'Transient contractions' in urinary bladder may lead to therapeutic interventions for bladder dysfunction
Researchers at the University of Vermont College of Medicine have made a discovery that helps explain how we know when to empty our bladders and may lead to new therapeutic interventions for bladder dysfunction.
Sensing bladder fullness is seemingly simple. The kidneys send waste and excess water to the bladder, and upon reaching its filling threshold, the bladder tells the central nervous system that it's time to void. However, a team led by Mark T. Nelson, PhD, University Distinguished Professor and Chair of the Department of Pharmacology, found that in addition to filling pressure, the process involves what they call "non-voiding transient contractions (TCs)" of the urinary bladder smooth muscle. The study, "Transient contractions of urinary bladder smooth muscle are drivers of afferent nerve activity during filling," by Thomas J. Heppner et al., appears in the April issue of The Journal of General Physiology.
TCs have a central role in sensing pressure and conveying this information to afferent (sensory) nerves, the researchers note. But not only do TCs provide information about when the bladder is full, they alert us when conditions are ripe for the most efficient voiding experience. This, they conclude, means that TCs could represent a novel target for therapeutic intervention in urinary bladder dysfunction. "The presence or absence of these contractions, and how fast the contractions happen, can contribute to bladder under-activity or over-activity—which are both bad," Dr. Nelson said.

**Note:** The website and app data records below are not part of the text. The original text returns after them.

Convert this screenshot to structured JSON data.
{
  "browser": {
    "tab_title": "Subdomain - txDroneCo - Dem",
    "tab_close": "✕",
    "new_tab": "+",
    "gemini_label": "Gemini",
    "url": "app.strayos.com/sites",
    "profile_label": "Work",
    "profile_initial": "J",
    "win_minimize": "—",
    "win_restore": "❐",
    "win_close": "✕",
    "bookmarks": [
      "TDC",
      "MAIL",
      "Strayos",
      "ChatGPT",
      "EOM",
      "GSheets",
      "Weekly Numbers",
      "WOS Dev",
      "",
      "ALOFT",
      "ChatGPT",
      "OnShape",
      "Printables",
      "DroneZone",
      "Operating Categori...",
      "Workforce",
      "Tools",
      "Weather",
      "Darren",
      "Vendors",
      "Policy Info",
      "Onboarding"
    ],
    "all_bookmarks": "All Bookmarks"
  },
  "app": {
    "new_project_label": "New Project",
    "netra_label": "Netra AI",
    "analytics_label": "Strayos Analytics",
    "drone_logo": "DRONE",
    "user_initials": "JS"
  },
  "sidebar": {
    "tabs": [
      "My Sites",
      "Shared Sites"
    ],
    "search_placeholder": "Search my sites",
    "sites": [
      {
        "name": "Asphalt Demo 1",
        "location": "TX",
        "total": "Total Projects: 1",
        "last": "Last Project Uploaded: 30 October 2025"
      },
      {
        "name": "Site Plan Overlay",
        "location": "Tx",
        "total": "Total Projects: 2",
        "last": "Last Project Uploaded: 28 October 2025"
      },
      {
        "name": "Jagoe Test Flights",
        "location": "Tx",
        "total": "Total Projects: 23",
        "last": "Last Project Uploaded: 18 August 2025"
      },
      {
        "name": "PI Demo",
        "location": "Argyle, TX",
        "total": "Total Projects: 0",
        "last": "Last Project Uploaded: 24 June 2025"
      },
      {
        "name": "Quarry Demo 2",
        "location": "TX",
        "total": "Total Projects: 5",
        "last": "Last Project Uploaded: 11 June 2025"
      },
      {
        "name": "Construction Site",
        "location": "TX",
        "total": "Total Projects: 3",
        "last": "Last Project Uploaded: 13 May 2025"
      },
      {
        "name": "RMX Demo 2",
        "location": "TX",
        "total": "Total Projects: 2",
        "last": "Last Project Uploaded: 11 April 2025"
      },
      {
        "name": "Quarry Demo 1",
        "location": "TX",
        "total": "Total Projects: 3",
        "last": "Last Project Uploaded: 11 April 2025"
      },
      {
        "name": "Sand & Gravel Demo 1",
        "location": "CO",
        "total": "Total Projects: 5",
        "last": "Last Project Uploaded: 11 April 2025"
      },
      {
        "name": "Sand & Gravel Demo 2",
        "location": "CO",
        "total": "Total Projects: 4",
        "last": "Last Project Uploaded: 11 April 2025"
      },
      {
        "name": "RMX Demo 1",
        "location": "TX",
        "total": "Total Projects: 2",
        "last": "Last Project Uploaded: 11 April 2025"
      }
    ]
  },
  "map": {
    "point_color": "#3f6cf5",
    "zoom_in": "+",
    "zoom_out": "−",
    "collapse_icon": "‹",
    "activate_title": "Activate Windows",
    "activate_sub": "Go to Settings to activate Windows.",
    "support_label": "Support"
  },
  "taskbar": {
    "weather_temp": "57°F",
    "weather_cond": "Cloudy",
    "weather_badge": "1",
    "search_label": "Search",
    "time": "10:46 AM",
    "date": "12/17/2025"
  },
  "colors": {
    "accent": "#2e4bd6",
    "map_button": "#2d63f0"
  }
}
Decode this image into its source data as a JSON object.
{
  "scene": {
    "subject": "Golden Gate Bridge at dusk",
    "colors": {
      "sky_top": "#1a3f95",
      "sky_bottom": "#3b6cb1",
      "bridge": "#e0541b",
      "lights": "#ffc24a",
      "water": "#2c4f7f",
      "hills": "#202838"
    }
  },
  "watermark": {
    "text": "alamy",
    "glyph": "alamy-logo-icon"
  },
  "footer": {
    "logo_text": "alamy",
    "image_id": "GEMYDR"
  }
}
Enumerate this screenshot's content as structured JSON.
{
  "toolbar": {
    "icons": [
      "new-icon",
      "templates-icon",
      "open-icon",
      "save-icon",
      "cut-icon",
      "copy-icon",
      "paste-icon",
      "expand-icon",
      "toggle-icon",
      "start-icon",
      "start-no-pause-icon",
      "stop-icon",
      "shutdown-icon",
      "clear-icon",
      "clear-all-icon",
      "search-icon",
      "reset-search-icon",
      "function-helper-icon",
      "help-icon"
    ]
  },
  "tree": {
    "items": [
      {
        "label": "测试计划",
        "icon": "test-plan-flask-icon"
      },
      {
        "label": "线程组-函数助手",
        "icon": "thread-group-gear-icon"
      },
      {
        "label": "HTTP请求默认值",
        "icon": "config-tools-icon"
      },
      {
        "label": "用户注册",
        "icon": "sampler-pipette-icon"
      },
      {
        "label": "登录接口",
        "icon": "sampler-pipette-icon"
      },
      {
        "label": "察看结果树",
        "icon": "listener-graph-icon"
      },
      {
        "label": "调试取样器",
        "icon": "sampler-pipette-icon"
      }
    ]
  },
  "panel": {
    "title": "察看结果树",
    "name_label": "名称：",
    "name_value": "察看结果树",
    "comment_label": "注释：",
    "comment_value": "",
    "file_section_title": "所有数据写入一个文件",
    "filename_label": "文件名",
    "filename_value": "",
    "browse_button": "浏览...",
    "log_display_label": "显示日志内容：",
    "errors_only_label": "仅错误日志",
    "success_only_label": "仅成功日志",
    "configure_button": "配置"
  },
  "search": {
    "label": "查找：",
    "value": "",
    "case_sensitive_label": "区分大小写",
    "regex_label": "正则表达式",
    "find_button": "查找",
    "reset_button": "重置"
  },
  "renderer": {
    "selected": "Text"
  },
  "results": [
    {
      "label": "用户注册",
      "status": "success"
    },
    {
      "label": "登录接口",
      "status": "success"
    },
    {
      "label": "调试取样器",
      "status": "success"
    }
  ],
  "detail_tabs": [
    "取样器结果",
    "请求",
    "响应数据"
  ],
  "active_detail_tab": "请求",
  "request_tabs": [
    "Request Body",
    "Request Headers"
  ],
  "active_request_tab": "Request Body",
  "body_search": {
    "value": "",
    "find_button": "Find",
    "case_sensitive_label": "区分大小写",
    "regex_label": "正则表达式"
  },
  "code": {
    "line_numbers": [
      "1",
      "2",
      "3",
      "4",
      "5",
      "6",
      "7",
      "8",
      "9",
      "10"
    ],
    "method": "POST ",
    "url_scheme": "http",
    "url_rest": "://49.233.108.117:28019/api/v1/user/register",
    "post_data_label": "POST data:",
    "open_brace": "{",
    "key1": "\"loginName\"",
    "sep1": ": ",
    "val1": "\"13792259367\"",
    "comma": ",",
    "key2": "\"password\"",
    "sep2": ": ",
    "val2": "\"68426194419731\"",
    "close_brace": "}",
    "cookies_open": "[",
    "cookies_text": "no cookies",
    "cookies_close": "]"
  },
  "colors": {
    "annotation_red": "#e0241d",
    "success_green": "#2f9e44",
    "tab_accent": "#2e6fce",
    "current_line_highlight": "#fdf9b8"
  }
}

Using an ex vivo mouse bladder preparation, Nelson and his colleagues, Drs. Nathan Tykocki, Tom Heppner and David Hill-Eubanks explored the relative contributions of filling pressure and TC-induced pressure transients to sensory nerve stimulation. They observed that, for a given increase in pressure, TCs evoked an approximately 10-fold greater increase in sensory nerve activity than did the same increase in filling pressure. They concluded that TCs are responsible for a predominant share of bladder sensory output at normal bladder pressures.
Although filling pressure did not affect the frequency of TCs, it did increase the rate at which they reached their maximum pressure (rate of rise). This latter property reflects a change in the length-tension relationship of detrusor smooth muscle, an important biophysical property that determines how efficiently the muscle will contract. "This meant that the rate of rise of the TC tells the brain not only how full the bladder is, but also if the bladder muscle can contract sufficiently for normal voiding," Dr. Nelson said. In addition to this, they found that inhibiting either small- or large-conductance calcium-activated potassium (SK and BK) channels—both of which are important in helping smooth muscle relax—increased TC amplitude and sensory nerve activity.
"We have known for years that BK channels in urinary bladder smooth muscle cells help determine excitability," Dr. Nelson said. "The more the channels are on, the less excitable the bladder smooth muscle becomes, the fewer of these transient contractions you have ... But if we block SK channels, we get a much bigger burst of sensory nerve outflow. It looks like SK channels are in an interstitial cell type that is involved in sensing this small, but rapid, change in pressure."
The next step, the researchers note, is looking at the mechanism that determines the frequency and rate of rise of TCs. "Transient contractions seem to vary from bladder to bladder," Dr. Nelson said. "At least in our experiments, the frequency is set for that animal or person. It seems like it is fine-tuned, so that you get the optimal response. Our data suggest that other cell types—non-muscle cell types, non-nerve cell types—are playing a role."